To simply call Sue Bridehead a "love interest" is unfair to the character. She does, at times, basically serve the role of a protagonist. In fact, her actions and plans often drive the plot of the novel forward even more than Jude's do. However, Sue is a love interest in the truest sense. Jude spends much of the novel simply pursuing her.
Luckily, Sue stands as one of the most fascinating characters of the era. There are those that see her as a truly independent woman in a time before independent women were accepted, while others could argue that Sue is simply not a fully formed human being—she's a set of ideals rather than a character. She's the toughest character in the book to figure out, which is what makes her so interesting.

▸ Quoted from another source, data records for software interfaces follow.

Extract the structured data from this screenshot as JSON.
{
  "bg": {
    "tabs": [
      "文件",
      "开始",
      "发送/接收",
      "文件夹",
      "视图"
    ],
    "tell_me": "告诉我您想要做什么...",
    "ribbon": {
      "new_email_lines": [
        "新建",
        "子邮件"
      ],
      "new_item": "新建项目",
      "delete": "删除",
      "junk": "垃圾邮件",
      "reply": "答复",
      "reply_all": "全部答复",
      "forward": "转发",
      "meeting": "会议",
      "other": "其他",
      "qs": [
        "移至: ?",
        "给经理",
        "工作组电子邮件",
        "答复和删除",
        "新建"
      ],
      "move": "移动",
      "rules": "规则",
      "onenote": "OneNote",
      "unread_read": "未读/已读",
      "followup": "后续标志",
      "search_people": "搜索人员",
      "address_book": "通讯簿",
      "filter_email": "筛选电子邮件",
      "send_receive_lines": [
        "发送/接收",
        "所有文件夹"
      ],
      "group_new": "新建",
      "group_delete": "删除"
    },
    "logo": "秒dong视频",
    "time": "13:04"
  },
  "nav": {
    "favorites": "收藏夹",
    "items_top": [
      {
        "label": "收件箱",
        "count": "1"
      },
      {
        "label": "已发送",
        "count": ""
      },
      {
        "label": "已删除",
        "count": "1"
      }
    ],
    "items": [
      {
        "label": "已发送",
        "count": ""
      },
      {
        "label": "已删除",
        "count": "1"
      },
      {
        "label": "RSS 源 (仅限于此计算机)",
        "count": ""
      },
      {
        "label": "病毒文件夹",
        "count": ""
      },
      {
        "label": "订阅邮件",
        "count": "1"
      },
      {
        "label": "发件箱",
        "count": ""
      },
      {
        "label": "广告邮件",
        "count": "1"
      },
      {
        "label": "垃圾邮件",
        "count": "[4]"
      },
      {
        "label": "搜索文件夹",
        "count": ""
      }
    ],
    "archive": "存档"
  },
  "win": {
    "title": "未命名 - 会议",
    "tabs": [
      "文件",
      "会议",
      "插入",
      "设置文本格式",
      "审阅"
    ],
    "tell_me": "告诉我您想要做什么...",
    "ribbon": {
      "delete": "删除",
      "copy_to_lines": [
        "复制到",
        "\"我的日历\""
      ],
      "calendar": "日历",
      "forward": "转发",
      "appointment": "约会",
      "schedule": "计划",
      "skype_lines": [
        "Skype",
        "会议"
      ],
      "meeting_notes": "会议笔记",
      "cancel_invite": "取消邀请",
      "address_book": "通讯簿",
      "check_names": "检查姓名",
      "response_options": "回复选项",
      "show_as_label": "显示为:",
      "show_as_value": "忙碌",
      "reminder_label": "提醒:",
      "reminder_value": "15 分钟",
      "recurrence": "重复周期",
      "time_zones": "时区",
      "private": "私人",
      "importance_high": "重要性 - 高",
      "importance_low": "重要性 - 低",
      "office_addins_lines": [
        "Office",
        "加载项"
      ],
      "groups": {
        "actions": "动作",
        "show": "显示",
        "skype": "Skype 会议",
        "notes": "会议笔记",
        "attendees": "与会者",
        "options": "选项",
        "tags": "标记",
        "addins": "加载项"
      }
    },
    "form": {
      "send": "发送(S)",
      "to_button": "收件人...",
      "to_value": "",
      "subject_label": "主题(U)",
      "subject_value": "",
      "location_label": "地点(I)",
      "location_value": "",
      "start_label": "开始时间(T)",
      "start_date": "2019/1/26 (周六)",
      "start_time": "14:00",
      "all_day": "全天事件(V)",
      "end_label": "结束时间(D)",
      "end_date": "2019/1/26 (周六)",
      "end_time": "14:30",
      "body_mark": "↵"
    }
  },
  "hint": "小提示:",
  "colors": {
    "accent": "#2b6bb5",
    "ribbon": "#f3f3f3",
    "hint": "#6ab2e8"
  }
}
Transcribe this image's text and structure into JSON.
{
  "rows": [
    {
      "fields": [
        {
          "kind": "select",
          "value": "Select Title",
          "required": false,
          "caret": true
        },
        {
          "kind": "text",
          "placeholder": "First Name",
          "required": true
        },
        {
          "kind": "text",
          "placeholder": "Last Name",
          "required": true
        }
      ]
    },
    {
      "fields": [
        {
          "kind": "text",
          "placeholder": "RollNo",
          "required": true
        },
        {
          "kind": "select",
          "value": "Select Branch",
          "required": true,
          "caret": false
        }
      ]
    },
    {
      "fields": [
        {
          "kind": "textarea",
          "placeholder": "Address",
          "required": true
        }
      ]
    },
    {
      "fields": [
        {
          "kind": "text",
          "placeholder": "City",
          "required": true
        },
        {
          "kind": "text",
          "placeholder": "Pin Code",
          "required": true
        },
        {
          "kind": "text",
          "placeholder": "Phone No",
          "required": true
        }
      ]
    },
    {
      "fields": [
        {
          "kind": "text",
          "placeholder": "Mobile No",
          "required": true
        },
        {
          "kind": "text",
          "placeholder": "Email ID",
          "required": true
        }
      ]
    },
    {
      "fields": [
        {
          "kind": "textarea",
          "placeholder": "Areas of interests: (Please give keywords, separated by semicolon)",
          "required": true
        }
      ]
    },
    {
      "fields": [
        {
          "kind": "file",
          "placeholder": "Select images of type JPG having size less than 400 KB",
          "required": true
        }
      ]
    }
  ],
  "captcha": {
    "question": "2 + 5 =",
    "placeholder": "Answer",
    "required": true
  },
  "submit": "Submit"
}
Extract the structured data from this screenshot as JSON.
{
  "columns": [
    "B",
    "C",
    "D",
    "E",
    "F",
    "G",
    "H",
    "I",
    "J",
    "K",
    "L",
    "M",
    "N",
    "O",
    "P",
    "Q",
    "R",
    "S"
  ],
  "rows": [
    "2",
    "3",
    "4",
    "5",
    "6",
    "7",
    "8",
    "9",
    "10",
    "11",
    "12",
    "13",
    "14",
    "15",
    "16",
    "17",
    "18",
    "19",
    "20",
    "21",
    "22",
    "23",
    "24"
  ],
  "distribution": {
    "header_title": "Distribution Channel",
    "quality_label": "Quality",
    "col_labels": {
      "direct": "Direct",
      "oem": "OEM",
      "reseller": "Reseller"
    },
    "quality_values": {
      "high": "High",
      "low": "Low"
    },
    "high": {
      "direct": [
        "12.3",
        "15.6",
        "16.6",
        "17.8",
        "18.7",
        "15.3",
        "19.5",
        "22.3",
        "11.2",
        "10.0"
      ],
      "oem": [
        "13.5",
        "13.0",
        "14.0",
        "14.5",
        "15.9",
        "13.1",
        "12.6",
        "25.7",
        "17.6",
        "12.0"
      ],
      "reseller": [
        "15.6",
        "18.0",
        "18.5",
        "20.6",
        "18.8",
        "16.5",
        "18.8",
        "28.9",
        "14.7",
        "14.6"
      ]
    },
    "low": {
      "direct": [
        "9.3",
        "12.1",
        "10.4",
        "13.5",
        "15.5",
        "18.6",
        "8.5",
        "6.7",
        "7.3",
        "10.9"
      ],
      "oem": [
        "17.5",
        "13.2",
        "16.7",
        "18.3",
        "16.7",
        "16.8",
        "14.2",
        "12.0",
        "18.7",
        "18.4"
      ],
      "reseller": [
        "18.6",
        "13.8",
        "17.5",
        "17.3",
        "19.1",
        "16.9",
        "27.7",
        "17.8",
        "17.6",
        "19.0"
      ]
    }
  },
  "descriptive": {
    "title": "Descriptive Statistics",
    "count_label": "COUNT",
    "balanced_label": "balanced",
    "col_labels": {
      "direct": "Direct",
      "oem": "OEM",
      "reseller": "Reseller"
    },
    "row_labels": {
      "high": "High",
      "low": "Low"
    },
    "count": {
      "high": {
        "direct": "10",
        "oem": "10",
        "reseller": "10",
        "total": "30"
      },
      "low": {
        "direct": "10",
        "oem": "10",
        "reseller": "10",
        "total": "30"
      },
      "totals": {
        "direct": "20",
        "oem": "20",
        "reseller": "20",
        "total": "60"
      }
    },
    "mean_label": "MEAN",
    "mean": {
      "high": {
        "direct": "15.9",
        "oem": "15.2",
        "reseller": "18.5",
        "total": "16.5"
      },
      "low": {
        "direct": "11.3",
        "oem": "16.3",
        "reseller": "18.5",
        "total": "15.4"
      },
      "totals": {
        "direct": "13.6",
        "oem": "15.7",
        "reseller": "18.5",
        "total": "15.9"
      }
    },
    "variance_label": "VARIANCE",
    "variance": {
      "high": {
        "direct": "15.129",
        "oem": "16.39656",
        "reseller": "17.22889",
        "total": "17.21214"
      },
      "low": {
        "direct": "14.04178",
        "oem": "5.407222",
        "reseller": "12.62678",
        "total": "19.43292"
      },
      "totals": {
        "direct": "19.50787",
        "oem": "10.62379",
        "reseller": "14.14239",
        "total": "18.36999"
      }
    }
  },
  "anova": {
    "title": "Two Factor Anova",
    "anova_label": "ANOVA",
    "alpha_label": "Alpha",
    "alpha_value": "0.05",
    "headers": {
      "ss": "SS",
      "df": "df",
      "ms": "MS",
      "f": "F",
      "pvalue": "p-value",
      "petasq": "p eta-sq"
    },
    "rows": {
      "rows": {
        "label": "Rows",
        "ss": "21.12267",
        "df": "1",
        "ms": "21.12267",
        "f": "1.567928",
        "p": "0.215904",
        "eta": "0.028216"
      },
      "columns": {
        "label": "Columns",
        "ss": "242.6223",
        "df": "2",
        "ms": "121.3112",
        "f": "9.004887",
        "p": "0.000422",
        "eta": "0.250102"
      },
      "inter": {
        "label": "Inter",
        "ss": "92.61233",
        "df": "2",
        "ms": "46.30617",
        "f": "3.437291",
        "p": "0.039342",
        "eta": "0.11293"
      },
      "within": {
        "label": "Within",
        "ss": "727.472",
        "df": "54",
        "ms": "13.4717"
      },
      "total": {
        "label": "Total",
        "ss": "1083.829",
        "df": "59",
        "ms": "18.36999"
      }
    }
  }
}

As Jude thinks to himself about the mystery that is Sue Bridehead, "His Sue's conduct was one lovely conundrum to him; he could say no more" (3.2.7).